IT’S BEEN MORE THAN A YEAR SINCE JOHN MURTHA charged that U.S. Marines “killed innocent civilians in cold blood” in Haditha. Yesterday, a military commander lifted Murtha’s preemptive conviction.
Last May, John Murtha held a press conference accusing our soldiers of slaughtering 24 Iraqis – including women and children – in the town of Haditha in late November 2005. He guaranteed an investigation would determine “[o]ur troops overreacted because of the pressure on them, and they killed innocent civilians in cold blood.” His words ricocheted around the Arab world, as Al Jazeera dutifully quoted him. This “pressure,” Murtha said, could be ended by bringing troops home. The government eventually charged four men with “unpremeditated murder.”
On August 9th, the military dismissed all charges against one of the remaining three Marines accused of murder. Indeed, Lt. Gen. James Mattis went further than finding Lance Cpl. Justin Sharratt not guilty; he called the 22-year-old “innocent.” He concluded his statement by noting Sharratt “has always remained cloaked in the presumption of innocence, with this dismissal of charges, he remains in the eyes of the law – and in my eyes – innocent.”

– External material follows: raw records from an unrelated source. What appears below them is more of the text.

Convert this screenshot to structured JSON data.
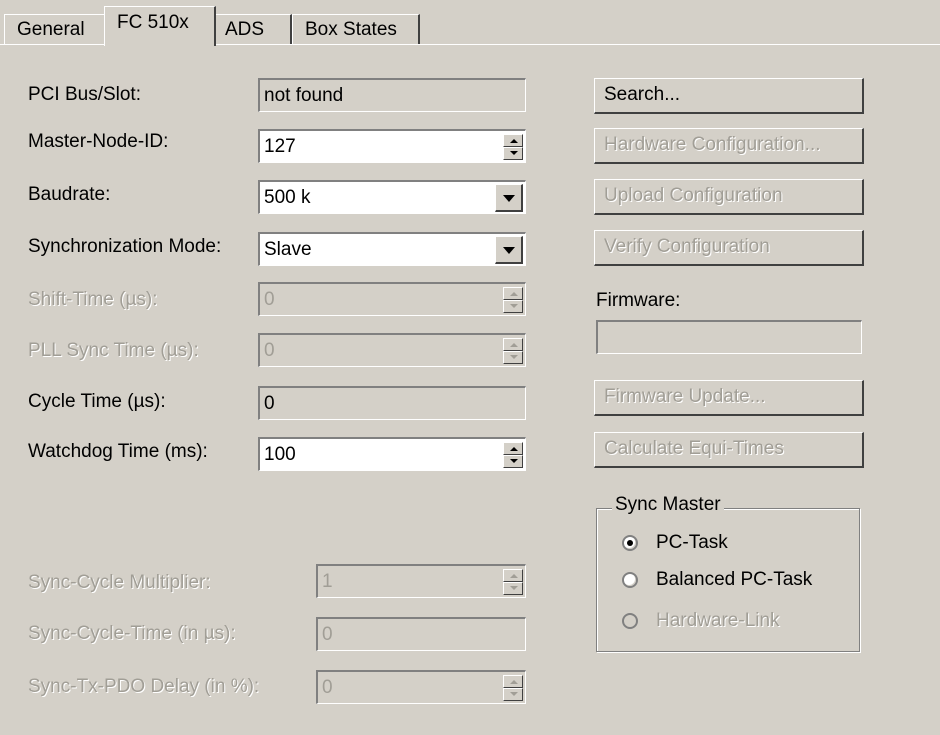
{
  "tabs": [
    "General",
    "FC 510x",
    "ADS",
    "Box States"
  ],
  "fields": {
    "pci_bus_slot": {
      "label": "PCI Bus/Slot:",
      "value": "not found"
    },
    "master_node_id": {
      "label": "Master-Node-ID:",
      "value": "127"
    },
    "baudrate": {
      "label": "Baudrate:",
      "value": "500 k"
    },
    "sync_mode": {
      "label": "Synchronization Mode:",
      "value": "Slave"
    },
    "shift_time": {
      "label": "Shift-Time (µs):",
      "value": "0"
    },
    "pll_sync_time": {
      "label": "PLL Sync Time (µs):",
      "value": "0"
    },
    "cycle_time": {
      "label": "Cycle Time (µs):",
      "value": "0"
    },
    "watchdog_time": {
      "label": "Watchdog Time (ms):",
      "value": "100"
    },
    "sync_cycle_multiplier": {
      "label": "Sync-Cycle Multiplier:",
      "value": "1"
    },
    "sync_cycle_time": {
      "label": "Sync-Cycle-Time (in µs):",
      "value": "0"
    },
    "sync_tx_pdo_delay": {
      "label": "Sync-Tx-PDO Delay (in %):",
      "value": "0"
    }
  },
  "buttons": {
    "search": "Search...",
    "hardware_configuration": "Hardware Configuration...",
    "upload_configuration": "Upload Configuration",
    "verify_configuration": "Verify Configuration",
    "firmware_update": "Firmware Update...",
    "calculate_equi_times": "Calculate Equi-Times"
  },
  "firmware": {
    "label": "Firmware:",
    "value": ""
  },
  "sync_master": {
    "title": "Sync Master",
    "options": [
      "PC-Task",
      "Balanced PC-Task",
      "Hardware-Link"
    ],
    "selected": "PC-Task"
  }
}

All the accused have claimed they engaged in a battle with terrorists, who hid inside a home, and the civilian deaths were unintentional. Mattis verified this claim, adding a fact that seems to elude Murtha: “our nation is fighting a shadowy enemy who hides among the innocent people, does not comply with any aspect of the law of war, and routinely targets and intentionally draws fire toward civilians.”
The ruling is merely the latest indication that the government’s case against the three is crumbling. In June, Lt. Col. Paul Ware told the prosecution flatly, “The account you want me to believe does not support unpremeditated murder. Your theories don’t match the reason you say we should go to trial.” Relatives would not allow doctors to autopsy the bodies, and the house in question had been freshly repaired and painted before investigators could retrieve additional evidence. (Ware also doubted Iraqi witnesses would travel stateside to testify.) However, photographs of the scene revealed the curtains and walls were riddled with bullet holes – indicating a firefight had taken place.
In April, the government dropped charges against Sgt. Sanick P. Dela Cruz in exchange for his testimony and provided immunity for several others. A defense attorney states Dela Cruz has already changed his story five times.
Two others remain charged with murder: Lance Cpl. Stephen B. Tatum and Staff Sgt. Frank Wuterich. Tatum’s Article 32 hearing – a military-style Grand Jury, which determines if the case proceeds to a court martial trial – wrapped up late last month. Prosecutors accuse Tatum of not following the Rules of Engagement, which state the Marine must identify that each specific target has hostile intent before firing. Which sounds like a terrific way to end up in the Memorial Day eulogy rather than the Veterans Day parade.
Tatum nearly broke down into tears when he recounted that he may have killed a child; yet he maintains after an explosion, he heard someone rack an AK-47 and could not clearly see the targets through the smoke. The prosecution’s star witness, Lance Cpl. Humberto Mendoza, testified Tatum ordered him to murder the innocents, then Tatum did it himself when he refused.
There are, however, significant reasons to question Mendoza’s veracity. While Tatum passed his lie detector test, Mendoza failed his. Mendoza admitted shooting two unarmed people, and confessed to lying and withholding evidence for more than a year. His testimony conflicts with that of every other witness, and with itself. Oh, and “Mendoza is trying to get his application for U.S. citizenship released by the Naval Criminal Investigative Service, which is holding up his papers.” Mattis has yet to rule in this case.
Staff Sgt. Frank Wuterich has yet to have his Article 32 hearing.
If Murtha genuinely cared about the troops, he would have protested the conditions of their interrogations. Investigators refused to provide attorneys to those who asked, questioned the men for 12 hours at a time, and did not give them bathroom breaks. (The men had to relieve themselves into bottles.) Had this treatment taken place at Guantanamo Bay, Congress would have already held a dozen hearings on the issue. When this treatment is accorded to enlisted men instead of terrorist murderers, the Democratic Left’s outrage seems to wane.
The media, too, lost interest when the proceedings no longer portrayed the enlisted men as brutal babykillers. True to form, Murtha’s blood libel made front page headlines. The proceedings were largely passed over – except when Mendoza testified. News of the exoneration has yet to make a ripple. Murtha demonized Sharratt and the others in front of the entire world. Tatum and Wuterich may yet prove guilty, but if they are acquitted, they may well join Sharratt in asking, “Where do I go to get my reputation back?”
Sharratt’s good name was the first casualty of Jack Murtha’s Iraq policy. If the Left succeeds in following all his advice, future casualties will not be figurative.
1. He also threw out separate charges against another GI in the Haditha incident.